--- DATA PROVIDED Enclosed Below ---

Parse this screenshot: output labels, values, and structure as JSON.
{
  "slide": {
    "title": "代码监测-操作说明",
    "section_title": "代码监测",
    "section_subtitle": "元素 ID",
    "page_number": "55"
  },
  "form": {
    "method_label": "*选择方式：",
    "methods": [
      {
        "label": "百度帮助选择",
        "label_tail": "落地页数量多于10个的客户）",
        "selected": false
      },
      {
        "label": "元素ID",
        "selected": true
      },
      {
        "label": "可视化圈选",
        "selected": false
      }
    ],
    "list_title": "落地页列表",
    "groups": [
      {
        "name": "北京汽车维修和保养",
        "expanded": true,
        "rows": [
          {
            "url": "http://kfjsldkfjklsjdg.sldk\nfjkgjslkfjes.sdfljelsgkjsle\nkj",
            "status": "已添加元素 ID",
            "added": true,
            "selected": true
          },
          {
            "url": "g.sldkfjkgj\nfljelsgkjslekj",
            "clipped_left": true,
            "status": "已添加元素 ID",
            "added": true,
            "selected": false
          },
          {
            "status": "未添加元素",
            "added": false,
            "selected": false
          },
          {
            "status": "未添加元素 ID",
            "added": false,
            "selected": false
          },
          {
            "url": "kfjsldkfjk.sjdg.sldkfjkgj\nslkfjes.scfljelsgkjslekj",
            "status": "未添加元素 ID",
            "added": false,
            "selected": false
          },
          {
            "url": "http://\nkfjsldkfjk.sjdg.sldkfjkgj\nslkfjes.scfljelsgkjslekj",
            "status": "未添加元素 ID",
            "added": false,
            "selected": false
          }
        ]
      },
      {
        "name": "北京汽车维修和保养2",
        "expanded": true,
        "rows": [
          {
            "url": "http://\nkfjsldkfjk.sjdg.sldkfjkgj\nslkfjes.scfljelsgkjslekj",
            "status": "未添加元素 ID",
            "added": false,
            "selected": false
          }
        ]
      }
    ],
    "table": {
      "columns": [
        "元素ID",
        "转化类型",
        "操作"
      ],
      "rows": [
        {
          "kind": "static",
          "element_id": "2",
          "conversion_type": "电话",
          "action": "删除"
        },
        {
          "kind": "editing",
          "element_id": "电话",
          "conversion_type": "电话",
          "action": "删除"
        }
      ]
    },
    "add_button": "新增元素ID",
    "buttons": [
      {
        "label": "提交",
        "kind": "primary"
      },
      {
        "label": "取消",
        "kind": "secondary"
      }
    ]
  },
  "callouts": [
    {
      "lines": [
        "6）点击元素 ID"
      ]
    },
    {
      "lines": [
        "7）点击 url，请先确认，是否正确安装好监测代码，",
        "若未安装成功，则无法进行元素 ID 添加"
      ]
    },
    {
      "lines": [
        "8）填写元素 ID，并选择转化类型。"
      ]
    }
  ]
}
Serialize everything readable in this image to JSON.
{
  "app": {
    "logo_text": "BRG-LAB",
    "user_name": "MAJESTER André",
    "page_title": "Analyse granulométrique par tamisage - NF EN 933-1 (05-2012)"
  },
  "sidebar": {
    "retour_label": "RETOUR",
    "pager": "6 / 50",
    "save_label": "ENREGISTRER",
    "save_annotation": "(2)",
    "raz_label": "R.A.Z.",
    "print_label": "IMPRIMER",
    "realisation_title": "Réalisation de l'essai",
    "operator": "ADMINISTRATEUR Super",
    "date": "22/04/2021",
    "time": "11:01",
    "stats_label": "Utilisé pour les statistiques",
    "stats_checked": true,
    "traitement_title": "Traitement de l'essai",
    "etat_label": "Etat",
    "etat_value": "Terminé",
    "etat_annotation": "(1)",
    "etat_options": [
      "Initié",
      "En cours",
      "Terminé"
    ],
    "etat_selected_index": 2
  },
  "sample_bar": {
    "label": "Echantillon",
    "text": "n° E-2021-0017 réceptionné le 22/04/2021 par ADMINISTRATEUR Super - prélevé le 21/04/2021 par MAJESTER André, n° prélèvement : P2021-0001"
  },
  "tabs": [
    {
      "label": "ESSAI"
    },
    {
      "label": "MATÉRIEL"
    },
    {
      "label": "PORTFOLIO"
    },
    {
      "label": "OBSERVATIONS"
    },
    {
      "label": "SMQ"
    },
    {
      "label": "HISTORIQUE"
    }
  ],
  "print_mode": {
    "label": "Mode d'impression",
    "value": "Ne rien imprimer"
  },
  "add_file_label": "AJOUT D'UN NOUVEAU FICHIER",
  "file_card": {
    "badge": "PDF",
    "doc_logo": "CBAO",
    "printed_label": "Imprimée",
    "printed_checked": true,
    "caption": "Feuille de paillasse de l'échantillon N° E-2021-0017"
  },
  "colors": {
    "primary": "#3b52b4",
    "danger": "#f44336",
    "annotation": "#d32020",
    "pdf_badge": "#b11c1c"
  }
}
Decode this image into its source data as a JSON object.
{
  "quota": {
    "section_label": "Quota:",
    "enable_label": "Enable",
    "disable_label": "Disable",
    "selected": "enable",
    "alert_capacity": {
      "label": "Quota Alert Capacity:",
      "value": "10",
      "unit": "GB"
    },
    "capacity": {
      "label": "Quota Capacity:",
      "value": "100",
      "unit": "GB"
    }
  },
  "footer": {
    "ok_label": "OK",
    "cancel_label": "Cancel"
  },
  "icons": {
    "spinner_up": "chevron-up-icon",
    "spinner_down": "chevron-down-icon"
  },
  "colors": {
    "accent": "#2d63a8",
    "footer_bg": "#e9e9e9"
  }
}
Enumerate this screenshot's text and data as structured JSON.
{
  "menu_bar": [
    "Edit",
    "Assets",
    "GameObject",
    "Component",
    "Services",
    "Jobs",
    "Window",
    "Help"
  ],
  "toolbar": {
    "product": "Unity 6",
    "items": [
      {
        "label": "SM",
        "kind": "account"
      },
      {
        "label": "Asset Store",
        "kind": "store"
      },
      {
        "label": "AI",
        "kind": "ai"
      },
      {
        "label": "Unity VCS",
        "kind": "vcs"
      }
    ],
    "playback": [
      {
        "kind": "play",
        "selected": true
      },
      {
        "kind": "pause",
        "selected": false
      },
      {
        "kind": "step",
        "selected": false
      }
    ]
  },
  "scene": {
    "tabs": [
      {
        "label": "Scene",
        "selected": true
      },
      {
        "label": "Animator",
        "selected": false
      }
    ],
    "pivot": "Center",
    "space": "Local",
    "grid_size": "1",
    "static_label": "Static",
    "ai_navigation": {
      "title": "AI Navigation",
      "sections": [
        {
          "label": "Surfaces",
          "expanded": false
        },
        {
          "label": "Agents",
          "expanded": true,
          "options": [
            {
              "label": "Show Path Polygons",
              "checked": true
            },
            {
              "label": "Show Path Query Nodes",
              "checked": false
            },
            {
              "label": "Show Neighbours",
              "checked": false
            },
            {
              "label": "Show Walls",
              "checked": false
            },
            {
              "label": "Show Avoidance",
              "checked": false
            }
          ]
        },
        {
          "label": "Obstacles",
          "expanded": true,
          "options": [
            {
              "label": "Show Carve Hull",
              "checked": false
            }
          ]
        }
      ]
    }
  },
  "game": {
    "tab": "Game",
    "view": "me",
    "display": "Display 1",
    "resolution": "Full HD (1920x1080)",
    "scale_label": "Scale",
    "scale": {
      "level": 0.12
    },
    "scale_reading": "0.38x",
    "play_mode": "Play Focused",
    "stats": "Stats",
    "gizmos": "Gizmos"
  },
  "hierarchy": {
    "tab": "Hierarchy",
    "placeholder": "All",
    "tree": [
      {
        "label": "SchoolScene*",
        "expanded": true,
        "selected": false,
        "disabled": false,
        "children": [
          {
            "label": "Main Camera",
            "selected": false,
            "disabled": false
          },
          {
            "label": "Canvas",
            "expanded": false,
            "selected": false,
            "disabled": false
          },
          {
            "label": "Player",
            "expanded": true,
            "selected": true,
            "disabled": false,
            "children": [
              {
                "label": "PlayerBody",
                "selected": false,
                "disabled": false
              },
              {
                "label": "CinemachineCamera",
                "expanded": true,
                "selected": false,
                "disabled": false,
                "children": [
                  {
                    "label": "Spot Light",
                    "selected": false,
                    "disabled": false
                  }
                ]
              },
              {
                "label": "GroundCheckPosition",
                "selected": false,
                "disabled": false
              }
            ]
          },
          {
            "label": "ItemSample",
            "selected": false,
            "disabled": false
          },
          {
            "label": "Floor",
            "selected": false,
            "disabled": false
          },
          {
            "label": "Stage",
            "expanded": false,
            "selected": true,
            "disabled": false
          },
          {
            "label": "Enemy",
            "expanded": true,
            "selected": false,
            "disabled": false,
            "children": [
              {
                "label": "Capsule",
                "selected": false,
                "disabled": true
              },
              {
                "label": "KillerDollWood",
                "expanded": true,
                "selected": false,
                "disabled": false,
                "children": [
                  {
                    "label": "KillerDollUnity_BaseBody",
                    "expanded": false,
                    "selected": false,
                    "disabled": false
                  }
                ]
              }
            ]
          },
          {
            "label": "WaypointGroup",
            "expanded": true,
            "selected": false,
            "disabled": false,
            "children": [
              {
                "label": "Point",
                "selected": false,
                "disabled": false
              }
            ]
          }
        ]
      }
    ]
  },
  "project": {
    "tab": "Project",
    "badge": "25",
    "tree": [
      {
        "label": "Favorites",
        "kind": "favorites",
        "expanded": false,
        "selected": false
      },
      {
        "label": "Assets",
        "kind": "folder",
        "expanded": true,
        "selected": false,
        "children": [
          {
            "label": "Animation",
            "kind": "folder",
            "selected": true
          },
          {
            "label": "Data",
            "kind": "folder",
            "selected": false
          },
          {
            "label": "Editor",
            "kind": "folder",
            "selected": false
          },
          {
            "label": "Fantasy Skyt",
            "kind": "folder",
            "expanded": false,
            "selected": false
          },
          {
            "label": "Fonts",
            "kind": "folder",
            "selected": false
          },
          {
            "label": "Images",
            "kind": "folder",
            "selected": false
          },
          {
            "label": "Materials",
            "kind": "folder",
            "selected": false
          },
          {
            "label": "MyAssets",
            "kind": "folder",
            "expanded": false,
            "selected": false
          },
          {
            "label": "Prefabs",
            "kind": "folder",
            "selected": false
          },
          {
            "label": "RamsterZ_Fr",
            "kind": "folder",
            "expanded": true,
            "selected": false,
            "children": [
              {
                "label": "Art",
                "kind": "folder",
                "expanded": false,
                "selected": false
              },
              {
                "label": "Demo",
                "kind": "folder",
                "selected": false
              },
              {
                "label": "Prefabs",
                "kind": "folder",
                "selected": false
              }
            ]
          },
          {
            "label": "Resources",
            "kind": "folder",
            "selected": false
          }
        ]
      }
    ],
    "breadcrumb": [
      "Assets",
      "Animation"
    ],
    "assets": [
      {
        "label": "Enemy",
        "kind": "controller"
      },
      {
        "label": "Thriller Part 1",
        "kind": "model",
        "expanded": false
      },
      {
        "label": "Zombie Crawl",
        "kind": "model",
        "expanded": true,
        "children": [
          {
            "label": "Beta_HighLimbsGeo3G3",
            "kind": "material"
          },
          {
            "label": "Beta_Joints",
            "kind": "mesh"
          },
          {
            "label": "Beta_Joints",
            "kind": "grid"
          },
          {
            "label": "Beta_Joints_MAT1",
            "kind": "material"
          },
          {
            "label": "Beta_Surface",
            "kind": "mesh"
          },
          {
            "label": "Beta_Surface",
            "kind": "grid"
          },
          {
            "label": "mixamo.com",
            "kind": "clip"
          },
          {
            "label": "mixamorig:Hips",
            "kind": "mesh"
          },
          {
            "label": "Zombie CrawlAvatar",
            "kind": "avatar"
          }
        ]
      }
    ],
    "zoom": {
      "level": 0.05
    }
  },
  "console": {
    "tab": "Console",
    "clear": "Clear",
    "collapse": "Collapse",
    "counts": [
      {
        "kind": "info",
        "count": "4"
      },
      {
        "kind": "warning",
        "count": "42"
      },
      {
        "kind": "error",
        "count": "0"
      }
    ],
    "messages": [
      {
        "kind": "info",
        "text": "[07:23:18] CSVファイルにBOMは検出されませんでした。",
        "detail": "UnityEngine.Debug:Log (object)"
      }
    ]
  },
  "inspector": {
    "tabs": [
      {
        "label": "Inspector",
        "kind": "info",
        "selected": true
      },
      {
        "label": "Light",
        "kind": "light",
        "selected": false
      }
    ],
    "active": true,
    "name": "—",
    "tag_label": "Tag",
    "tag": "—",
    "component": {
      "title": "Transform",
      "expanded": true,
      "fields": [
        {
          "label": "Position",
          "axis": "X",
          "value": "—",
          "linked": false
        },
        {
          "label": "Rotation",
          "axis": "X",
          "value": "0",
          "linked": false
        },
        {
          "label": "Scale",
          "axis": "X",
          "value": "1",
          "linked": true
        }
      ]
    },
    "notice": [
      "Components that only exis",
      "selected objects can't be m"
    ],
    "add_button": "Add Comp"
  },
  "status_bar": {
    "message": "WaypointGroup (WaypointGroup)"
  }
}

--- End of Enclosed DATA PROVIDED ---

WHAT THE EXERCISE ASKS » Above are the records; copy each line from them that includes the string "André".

RESPONSE FOR THIS EXERCISE »
    "user_name": "MAJESTER André",
    "text": "n° E-2021-0017 réceptionné le 22/04/2021 par ADMINISTRATEUR Super - prélevé le 21/04/2021 par MAJESTER André, n° prélèvement : P2021-0001"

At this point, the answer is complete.